Thyme oil: Reported to have significant antimicrobial action, diluted thyme oil is used to cure skin infections, and may be helpful for ringworm and athlete’s foot. Thyme is sometimes used to reduce intestinal cramps in massage therapy. As inhalation therapy, it may loosen congestion from upper respiratory infections.
Many essential oils are marketed as blends, such as “Thieves’ Oil.” This is a combination of clove, lemon, cinnamon bark, eucalyptus, and rosemary essential oils. Touted to treat a broad variety of ailments, studies at Weber State University indicate a good success rate in killing airborne viruses and bacteria. Of course, the more elements in the mixture, the higher chance for adverse reactions, such as phototoxicity.

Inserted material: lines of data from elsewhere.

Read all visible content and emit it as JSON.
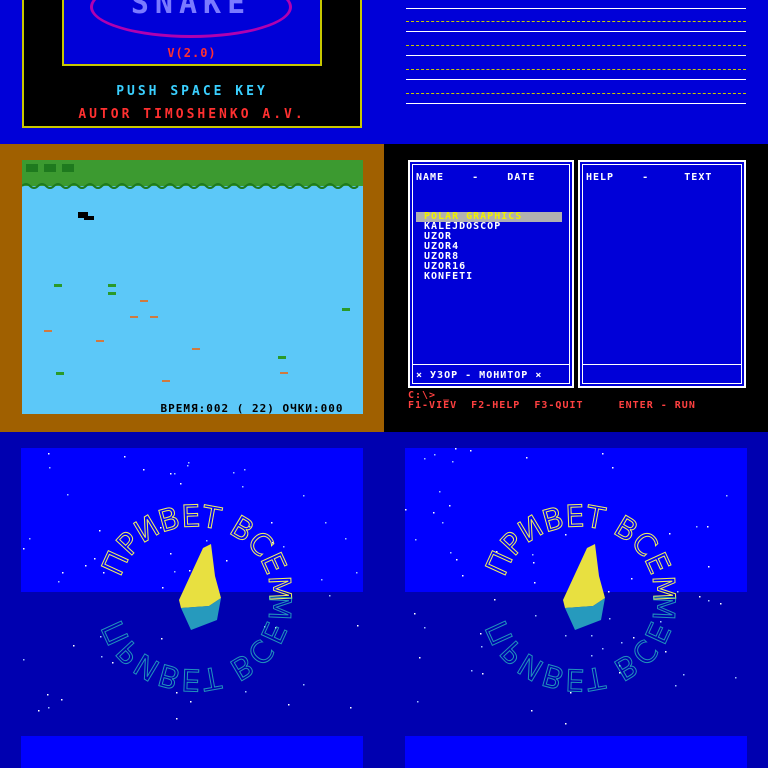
{
  "colors": {
    "blue": "#0000d8",
    "yellow": "#c8c800",
    "red": "#ff3030",
    "cyan": "#3ad0ff"
  },
  "snake": {
    "logo": "SNAKE",
    "version": "V(2.0)",
    "push": "PUSH SPACE KEY",
    "author": "AUTOR TIMOSHENKO A.V."
  },
  "game": {
    "status": "ВРЕМЯ:002 ( 22) ОЧКИ:000"
  },
  "filemanager": {
    "left_header": "NAME    -    DATE",
    "right_header": "HELP    -     TEXT",
    "files": [
      "POLAR GRAPHICS",
      "KALEJDOSCOP",
      "UZOR",
      "UZOR4",
      "UZOR8",
      "UZOR16",
      "KONFETI"
    ],
    "selected_index": 0,
    "footer": "× УЗОР - МОНИТОР ×",
    "prompt": "C:\\> _",
    "keys": "F1-VIEV  F2-HELP  F3-QUIT     ENTER - RUN"
  },
  "greeting": {
    "text": "ПРИВЕТ ВСЕМ"
  }
}
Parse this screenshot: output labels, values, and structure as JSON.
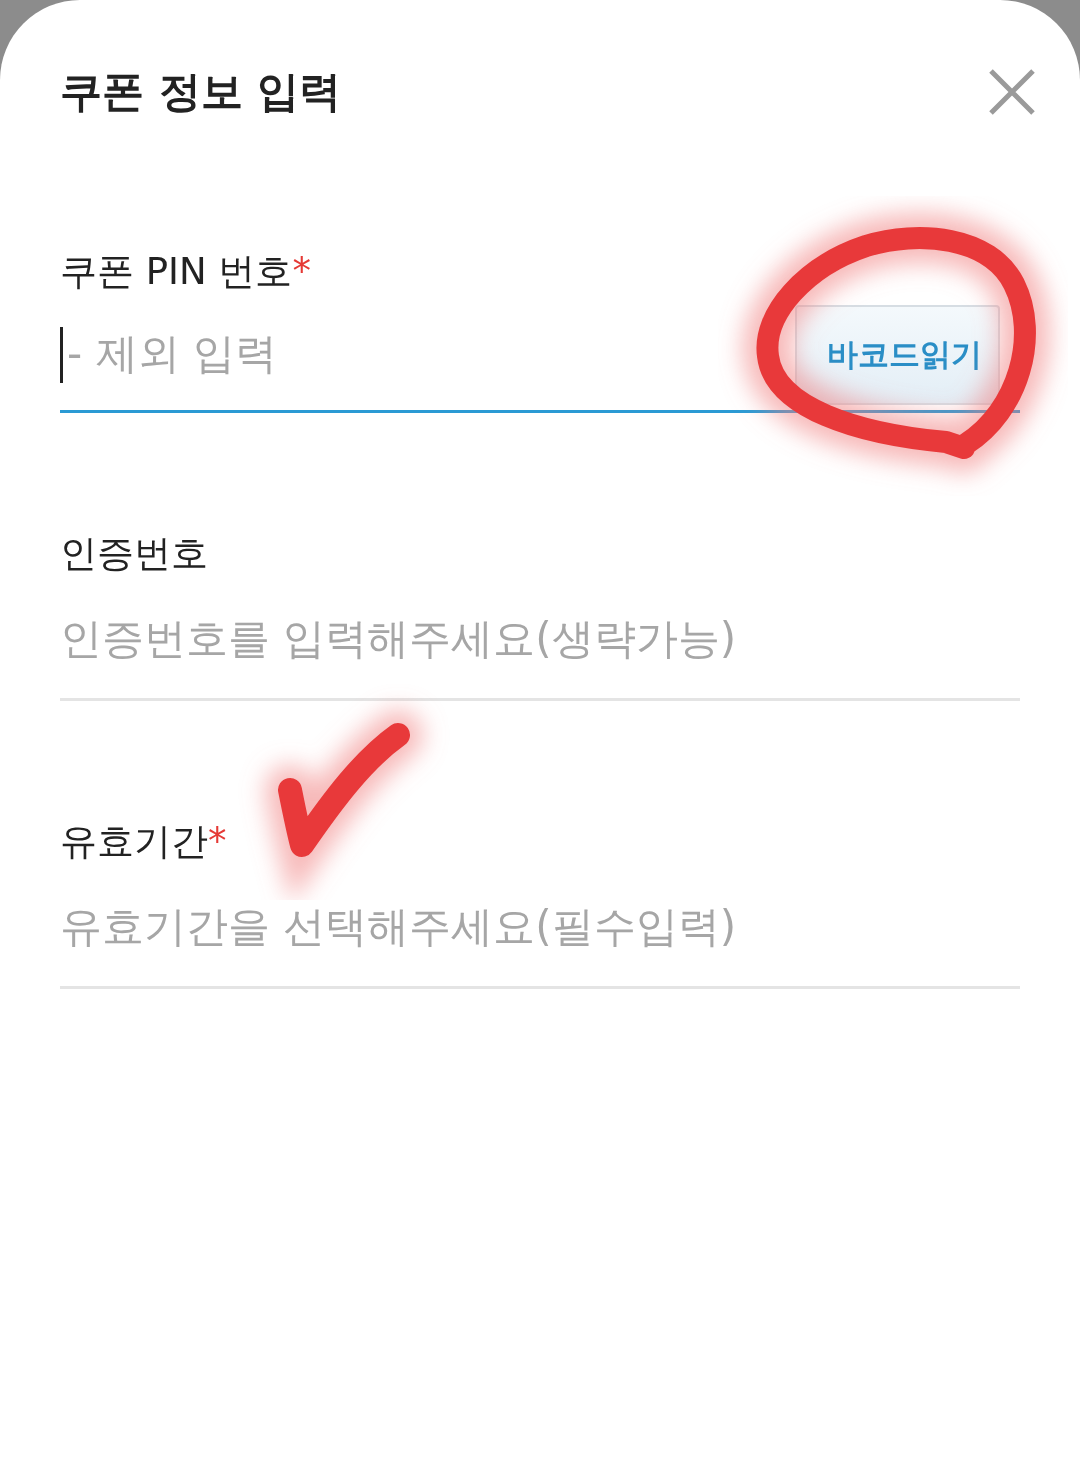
{
  "sheet": {
    "title": "쿠폰 정보 입력"
  },
  "fields": [
    {
      "label": "쿠폰 PIN 번호",
      "mark": "*",
      "placeholder": "- 제외 입력",
      "focused": true,
      "button": "바코드읽기"
    },
    {
      "label": "인증번호",
      "placeholder": "인증번호를 입력해주세요(생략가능)",
      "focused": false
    },
    {
      "label": "유효기간",
      "mark": "*",
      "placeholder": "유효기간을 선택해주세요(필수입력)",
      "focused": false
    }
  ]
}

Some important caveats to the above list should be stated here. Most of the essential oils listed are unsafe to use in pregnancy, and may even cause miscarriage. Also, allergic reactions to essential oils, especially on the skin, are not uncommon; use the allergy test I described earlier before starting regular topical applications. Even though essential oils are natural substances, they may interact with medicines that you may regularly take or have adverse effects on chronic illness such as liver disease, epilepsy, or high blood pressure. Thorough research is required to determine whether a particular essential oil is safe for you.
Having said that, essential oils are a viable option for many conditions. Anyone interested in maintaining their family’s well-being should regard them as just another weapon in the medical arsenal. Learn about them with an open mind, but maintain a healthy skepticism about “cure-all” claims.
Joseph Alton retired after more than 25 years as an Obstetrician and Pelvic Surgeon. Amy Alton is an Advanced Registered Nurse Practitioner and a Certified Nurse-Midwife. Dr. and Ms. Alton are both Master Gardeners for their state and grow extensive medicinal herb and vegetable gardens.
As “Dr. Bones and Nurse Amy,” they host a radio program called Doom and Bloom™. Their website is www.doomandbloom.net